When I was a kid, I built a lot of model airplanes. My older brother preferred boats, but I was an airplane guy, even way back then. From about fourth grade to sixth grade, I built everything from WWII fighters to Cold War era jets. They knew me by name at the model store in the town I grew up in.
These days, I don’t build models, but I do build from them, because modeling is a very good way to maximize a sales effort and, in fact, to fine tune a business as a whole.
The most obvious application for modeling is in the earliest stages of prospecting, and that relates directly to something I’ve written before: That your next good customer will probably look a lot like a current good customer.
To put that another way, there’s something about each of your current customers that creates a need for the kind of printing you sell. There is also something about them that creates an incentive to buy it from you. That may be as basic as the convenience of having you nearby. It may be as complex as a specific need for a product or service that they think only you can provide. Either way, it’s important to analyze and understand why they buy from you. Because once you understand that, you can go looking for other companies or organizations who share the same circumstance.
Here’s an example of what I’m talking about. It’s been pretty well established that associations make good customers for quick/digital/small commercial printing companies. On the surface, the reason for that is pretty straightforward—because they tend to buy a lot of printing. But why is that?

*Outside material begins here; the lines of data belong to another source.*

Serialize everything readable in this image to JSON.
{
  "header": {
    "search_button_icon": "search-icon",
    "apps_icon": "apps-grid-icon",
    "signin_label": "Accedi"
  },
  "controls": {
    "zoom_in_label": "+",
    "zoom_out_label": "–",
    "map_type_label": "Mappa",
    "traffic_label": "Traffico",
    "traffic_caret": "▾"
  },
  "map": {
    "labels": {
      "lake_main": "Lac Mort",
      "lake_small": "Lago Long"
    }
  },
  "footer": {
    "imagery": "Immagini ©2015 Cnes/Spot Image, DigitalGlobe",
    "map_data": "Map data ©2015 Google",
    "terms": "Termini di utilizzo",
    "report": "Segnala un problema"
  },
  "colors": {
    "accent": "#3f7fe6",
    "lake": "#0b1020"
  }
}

If you think below the surface, you might realize that most of the printing they buy is connected with members—communicating with current members and trying to develop new ones. So the bottom line is that associations are good suspects because they’re all about members. (Remember, by the way, that they’re suspects when you think they might be prospects, and only prospects when you’re sure they’re fully qualified. That means you know—not just think or hope—that they 1) buy exactly what you’re best equipped to sell, 2) buy enough of it to make them pursuing them worthwhile, and 3) have some real interest in buying it from you.)
What I hope you’ll see here is that associations aren’t good suspects because they’re associations, it’s because they have—and probably want more—members. So who else has and probably wants more members? How about health clubs, and country clubs, and motorcycle clubs, and basketball leagues, and even churches? Each of those categories is represented in the Top 5 Customers of at least one of my clients, and I think that means they probably have the potential to be in your top group.
Very few printers and printing salespeople seem to know exactly who they should be calling on, or marketing to. The result of that is usually a broad-based “shotgun” effort that hopes to hit something/anything and just bring in some orders. I think it makes a lot more sense to target the best suspects, and I think that starts with a serious analysis of your current customer list. In other words, model your current customers and go looking for more who fit the model.
There’s more to this, by the way, than simply identifying suspects who buy a lot of printing. I define “bad” customers as those who are more trouble than they’re worth, which means that “good” customers have to be less trouble—or worst case, exactly as much trouble—than they’re worth. That’s part of the modeling equation too.
Modeling Marketing Programs
The next most obvious application for modeling is in doing more of what works in terms of marketing. That starts with your own marketing, and it requires an understanding of whether what you’re doing is working or not. I know a lot of printers who use direct mail to market their businesses. I know very few who can prove to me that it’s working. And of those, I know even fewer who know why it’s working.